With the endless possibilities that Custom Fields now gives you, what are the main benefits of this new feature?

Custom Fields allow you to manage more than just “tasks”

Until now, Asana has focussed on helping you to manage tasks; things that you need to do. Now, with Custom Fields, you have a unique way to track all different types of work (if it helps, think of Tasks in Asana as “units of work”).

As you saw above, you can use Asana to track clients, a publishing schedule or just about any kind of work (whether it’s actionable or not). For example, in my “Consulting” project, my clients are listed as tasks, but these tasks will never get marked as “Complete”. Instead, I move them through sections to illustrate whether they’re a potential, current or previous client.

I can use the Custom Fields to add extra information like the deal value, signup source, packages purchased and other information to this “unit of work”.

There are great tools out there for tracking clients and deal progress (e.g. Pipedrive). But with the added capability that Custom Fields now offers, I can keep everything inside Asana instead of having to jump between multiple services.

Sort by Custom Fields

A simple but powerful feature of Custom Fields is the ability to sort by the values of your field. So, sticking with the client deal value example, you could sort clients by deal value to rank them based on how much the deal is worth.


Up until now, Asana has allowed you to sort tasks by due date, assignee or even popular tasks. With sorting by Custom Field you get a better view of your work and can group tasks based on how you like to manage things.

Unique ways to track any project

Custom Fields are set at the project level. This means you can have completely different sets of Custom Fields for each of your projects. So if you have a project for managing clients, you can have a bunch of fields for adding client information to a task. These are completely different from any fields you’ve set up in another project. This means you can have a unique way of managing the “units of work” for each project you’re working on.

You can even set fields to be hidden in the main project view if you like. This is handy if you have a lot of fields for extra information you’d like to add to your tasks, but you don’t want all this information cluttering up your main task window.


Of course, you can add fields from one project to another project. So, lets say you create a Custom Field called ”Priority” which you’d like to include in all projects. You would simply set this up once, then in your new project you can search for this field in the Custom Field settings.


How will you track your work?

I hope you can see how Custom Fields offers endless possibilities when it comes to tracking your work.

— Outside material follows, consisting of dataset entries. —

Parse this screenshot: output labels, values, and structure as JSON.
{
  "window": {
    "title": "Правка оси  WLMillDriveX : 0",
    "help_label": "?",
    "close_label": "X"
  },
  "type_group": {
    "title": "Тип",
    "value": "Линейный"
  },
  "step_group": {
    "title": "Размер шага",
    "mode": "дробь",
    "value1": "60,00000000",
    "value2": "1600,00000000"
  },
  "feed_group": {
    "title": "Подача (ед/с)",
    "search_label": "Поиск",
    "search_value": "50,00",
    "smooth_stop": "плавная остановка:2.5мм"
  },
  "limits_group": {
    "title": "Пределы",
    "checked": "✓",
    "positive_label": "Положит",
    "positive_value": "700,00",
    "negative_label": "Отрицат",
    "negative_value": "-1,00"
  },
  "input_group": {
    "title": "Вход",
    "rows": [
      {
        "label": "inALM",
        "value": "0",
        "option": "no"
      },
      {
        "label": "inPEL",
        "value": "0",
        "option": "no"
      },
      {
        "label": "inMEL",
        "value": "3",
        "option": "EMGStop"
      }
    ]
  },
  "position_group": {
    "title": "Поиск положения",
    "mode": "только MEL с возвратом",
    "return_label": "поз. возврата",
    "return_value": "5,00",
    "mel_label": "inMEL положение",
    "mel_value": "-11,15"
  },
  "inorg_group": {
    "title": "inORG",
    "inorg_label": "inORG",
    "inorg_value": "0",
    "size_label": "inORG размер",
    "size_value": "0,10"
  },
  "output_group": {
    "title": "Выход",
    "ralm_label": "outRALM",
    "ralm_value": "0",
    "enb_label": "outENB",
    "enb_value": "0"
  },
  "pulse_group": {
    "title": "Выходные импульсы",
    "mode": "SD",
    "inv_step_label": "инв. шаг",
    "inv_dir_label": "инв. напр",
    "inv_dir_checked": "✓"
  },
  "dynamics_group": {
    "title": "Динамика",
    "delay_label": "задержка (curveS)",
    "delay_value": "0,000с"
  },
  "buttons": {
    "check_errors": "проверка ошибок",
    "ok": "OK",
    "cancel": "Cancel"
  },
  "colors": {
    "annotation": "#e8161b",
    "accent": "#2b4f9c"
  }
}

I’m really excited to see how people use this new feature to manage more of their work (and not just tasks) inside Asana.

I can’t wait to try out @asana’s new Custom Fields!Click To Tweet